Vagina Museum rescued by creatives doing their bit for the bits of Britain
You may not be anywhere near the office water cooler right now, but we still want to spotlight the most talked about creative from the brands that should be on your radar. Today, we’re talking about the Vagina Museum’s silent auction, led by ad creatives who want you to do your bit for the bits of Britain.
Artist Laurie Lee created a provocative piece on the clandestine phrase, 'See You Next Tuesday.'
Given that the famous Icelandic Phallological Museum has been open for over 20 years, it was about time someone established a dedicated space for the female sexual organ. This was the opinion of Florence Schechter when she founded the world’s first ’Vagina Museum’ – a space in Camden Market that’s now full of everything vulva related, from giant tampons to glittery menstrual cups.
Ever since the museum grew from that thought, it has been mainly funded via a public fundraising drive – which worked fine until the pandemic left it bleeding money. Opened only last year, it has since been pushed to the precipice of closure as it receives no government, council, public or private funding, relying entirely on funding from events, membership programmes and ticket sales.
To help the museum get back on its feet ahead of its reopening, three ad creatives (Nathalie Gordon, Amy Fasey and Jacob Hellström) approached Schechter and offered their combined expertise for free.
The creatives reached out to artists of different disciplines, genders, sexualities and nationalities, asking them to produce original artwork and 60 responded to the brief. The resulting ’Open Soon’ series will be sold in a silent auction to raise money for the museum.
Artists who provided artworks for the auction range from Mr Bingo, who produced a line drawing of pubic hair, to Laurie Lee, who created a provocative piece on the clandestine phrase ’See You Next Tuesday’.

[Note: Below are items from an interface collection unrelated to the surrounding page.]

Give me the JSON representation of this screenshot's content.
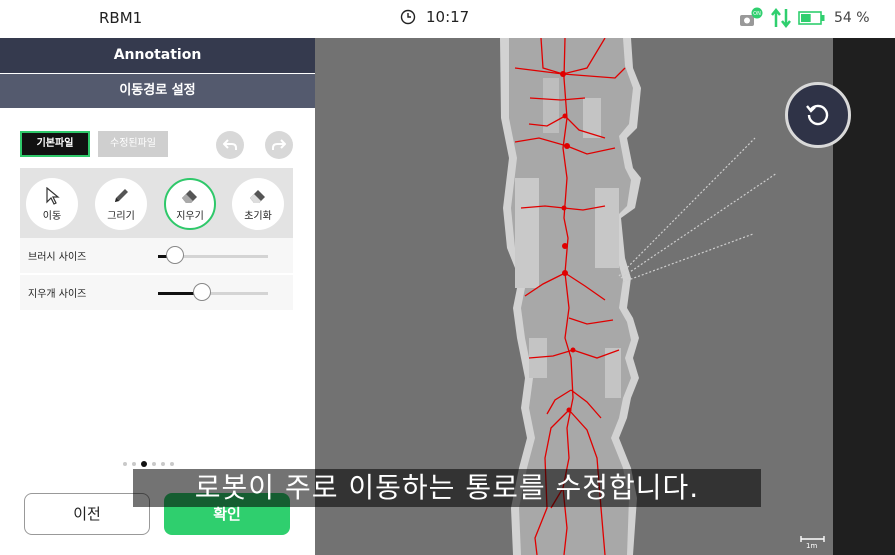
{
  "status_bar": {
    "device_name": "RBM1",
    "time": "10:17",
    "battery_percent": "54 %",
    "battery_level": 0.54,
    "icons": [
      "clock-icon",
      "camera-on-icon",
      "data-transfer-icon",
      "battery-icon"
    ],
    "camera_badge": "ON"
  },
  "panel": {
    "title": "Annotation",
    "subtitle": "이동경로 설정",
    "file_tabs": {
      "default": "기본파일",
      "modified": "수정된파일"
    },
    "tools": [
      {
        "label": "이동",
        "icon": "cursor-icon"
      },
      {
        "label": "그리기",
        "icon": "pencil-icon"
      },
      {
        "label": "지우기",
        "icon": "eraser-icon"
      },
      {
        "label": "초기화",
        "icon": "clear-eraser-icon"
      }
    ],
    "selected_tool": "지우기",
    "brush_size": {
      "label": "브러시 사이즈",
      "value": 0.15
    },
    "eraser_size": {
      "label": "지우개 사이즈",
      "value": 0.4
    },
    "pages": {
      "count": 6,
      "current": 3
    },
    "prev_label": "이전",
    "confirm_label": "확인"
  },
  "map": {
    "scale_label": "1m"
  },
  "caption": "로봇이 주로 이동하는 통로를 수정합니다.",
  "colors": {
    "accent": "#2fcf6e",
    "header": "#353a4e",
    "subheader": "#545a6e",
    "path": "#e00000",
    "map_unknown": "#727272",
    "map_free": "#a8a8a8"
  }
}
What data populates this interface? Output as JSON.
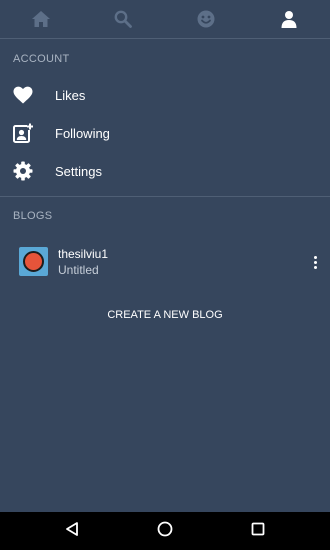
{
  "top_nav": {
    "items": [
      {
        "icon": "home-icon",
        "active": false
      },
      {
        "icon": "search-icon",
        "active": false
      },
      {
        "icon": "activity-face-icon",
        "active": false
      },
      {
        "icon": "account-icon",
        "active": true
      }
    ]
  },
  "account": {
    "header": "ACCOUNT",
    "items": [
      {
        "label": "Likes",
        "icon": "heart-icon"
      },
      {
        "label": "Following",
        "icon": "add-contact-icon"
      },
      {
        "label": "Settings",
        "icon": "gear-icon"
      }
    ]
  },
  "blogs": {
    "header": "BLOGS",
    "items": [
      {
        "name": "thesilviu1",
        "title": "Untitled"
      }
    ],
    "create_label": "CREATE A NEW BLOG"
  },
  "system_nav": {
    "items": [
      {
        "icon": "back-triangle-icon"
      },
      {
        "icon": "home-circle-icon"
      },
      {
        "icon": "recents-square-icon"
      }
    ]
  },
  "colors": {
    "background": "#36465d",
    "divider": "#4f5f75",
    "inactive_icon": "#5d6f88",
    "header_text": "#a9b4c2"
  }
}
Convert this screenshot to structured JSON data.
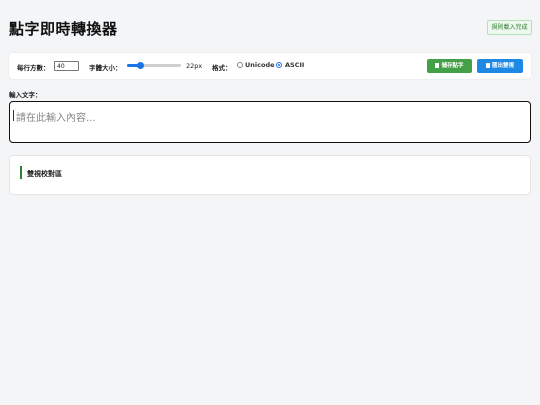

To raise awareness of the silent auction and the reopening of the museum, prints of the works have been posted across London using media space donated by London Lites and Jack Agency.